Rwanda wary of GMOs use in East Africa

Saturday June 18 2016

Members of the Kenya Biodiversity Coalition protesting against the planned introduction of GMOs. PHOTO | FILE

Members of the Kenya Biodiversity Coalition protesting against the planned introduction of GMOs. Rwanda has expressed concern that it could face an influx of genetically modified crops from Kenya and Uganda, which are in the process of legalising genetically modified organisms (GMOs). PHOTO | FILE 

By Ivan R. Mugisha and Jean-Pierre Afadhali

Rwanda has expressed concern that it could face an influx of genetically modified crops from Kenya and Uganda, which are in the process of legalising genetically modified organisms (GMOs).

Minister of Agriculture and Animal Resources Geraldine Mukeshimana has warned that GMOs crop imports, particularly maize and bananas, will flood Rwanda as it has no regulatory mechanisms to check such imports.

“We need to fasttrack our biosafety standards to enable us deal with GMOs once they are in the country. They [EAC members] are ahead in setting biosafety standards, while we are still defining ours,” she said.

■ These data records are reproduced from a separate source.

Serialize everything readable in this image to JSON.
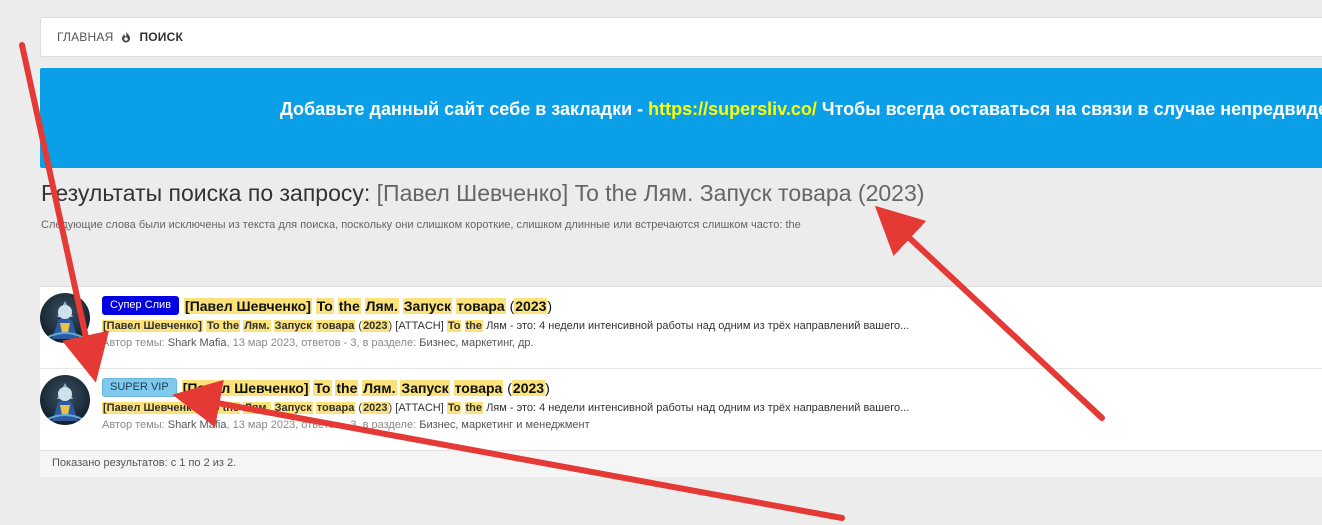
{
  "breadcrumb": {
    "items": [
      {
        "label": "Главная"
      },
      {
        "label": "Поиск"
      }
    ]
  },
  "banner": {
    "text_before": "Добавьте данный сайт себе в закладки - ",
    "link": "https://supersliv.co/",
    "text_after": " Чтобы всегда оставаться на связи в случае непредвиденн"
  },
  "search": {
    "title_prefix": "Результаты поиска по запросу: ",
    "query": "[Павел Шевченко] To the Лям. Запуск товара (2023)",
    "notice": "Следующие слова были исключены из текста для поиска, поскольку они слишком короткие, слишком длинные или встречаются слишком часто: the"
  },
  "results": [
    {
      "badge": "Супер Слив",
      "badge_color": "#0000e0",
      "title": {
        "w1": "[Павел Шевченко]",
        "w2": "To",
        "w3": "the",
        "w4": "Лям.",
        "w5": "Запуск",
        "w6": "товара",
        "w7": "2023"
      },
      "snippet": {
        "w1": "[Павел Шевченко]",
        "w2": "To the",
        "w3": "Лям.",
        "w4": "Запуск",
        "w5": "товара",
        "w6": "2023",
        "attach": "[ATTACH]",
        "w7": "To",
        "w8": "the",
        "rest": " Лям - это: 4 недели интенсивной работы над одним из трёх направлений вашего..."
      },
      "meta": {
        "author_label": "Автор темы: ",
        "author": "Shark Mafia",
        "date": ", 13 мар 2023, ответов - 3, в разделе: ",
        "section": "Бизнес, маркетинг, др."
      }
    },
    {
      "badge": "SUPER VIP",
      "badge_color": "#7fc8ee",
      "title": {
        "w1": "[Павел Шевченко]",
        "w2": "To",
        "w3": "the",
        "w4": "Лям.",
        "w5": "Запуск",
        "w6": "товара",
        "w7": "2023"
      },
      "snippet": {
        "w1": "[Павел Шевченко]",
        "w2": "To the",
        "w3": "Лям.",
        "w4": "Запуск",
        "w5": "товара",
        "w6": "2023",
        "attach": "[ATTACH]",
        "w7": "To",
        "w8": "the",
        "rest": " Лям - это: 4 недели интенсивной работы над одним из трёх направлений вашего..."
      },
      "meta": {
        "author_label": "Автор темы: ",
        "author": "Shark Mafia",
        "date": ", 13 мар 2023, ответов - 3, в разделе: ",
        "section": "Бизнес, маркетинг и менеджмент"
      }
    }
  ],
  "footer": {
    "summary": "Показано результатов: с 1 по 2 из 2."
  },
  "colors": {
    "banner_bg": "#0b9fe8",
    "banner_link": "#ffff00",
    "highlight": "#fbe27a",
    "arrow": "#e53935"
  },
  "icons": {
    "breadcrumb_separator": "flame-icon"
  }
}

Ms Mukeshimana was speaking at the Forum for Agricultural Research in Africa general assembly, hosted in Rwanda last Monday, where scientists provided differing opinions on the use of genetically modified seeds. GMOs and general scientific research in agriculture were extensively discussed.

Rwanda is resolute it will not lift a ban on GMOs despite a sharp decline in its crop yields in the face of erratic weather patterns and diseases like MLN, which affects maize crop.

The contribution of agriculture to the gross domestic product of Rwanda has declined in recent years to about 33 per cent in 2015 from 35 per cent in 2012.

Kenya, Tanzania and Uganda have hinted that they could in the near future open up to the use of GMO seeds to increase their crop yields.

Kenya is mulling the decision after mounting pressure from the Kenya Agriculture and Livestock Research Organisation (Kalro). The organisation is citing the increased drought as reason to use GMOs to increase yields.

In Uganda, the National Biotechnology and Biosafety Bill which was first tabled in 2013 to authorise the use of GMOs but is yet to be passed. Last year, Tanzania reviewed its law on GMOs, authorising scientists in the country to carry out trials on maize and cassava.

Safety reasons

Genetically modified seeds are said to be disease and drought resistant and their proponents claim that they are the “solution to famine in Africa.”

However, environmentalists and several agricultural groups have issued warnings that the use of GMO seeds has devastating consequences to the environment and health of the people.

“We have to be cautious before adopting GMOs. There are many things the country must do for safety reasons before authorising GMO seeds, but we carry out scientific research to improve crop yields,” said Dr Patrick Karangwa, the head of research at the Rwanda Agriculture Board, adding that, “although biotechnology is very important in improving agriculture yields, we have to be careful to avoid the adverse negative consequences that come with suing GMOs.”

Stephen Mugo, a proponent of GMOs and an agriculture expert based in Nairobi, said in an interview that Africa does not grow enough food for its population, which calls for the use of GMOs to multiply crop production.

His views were countered by Godelieve Mukamurezi, a researcher with the Rwanda Agricultural Board.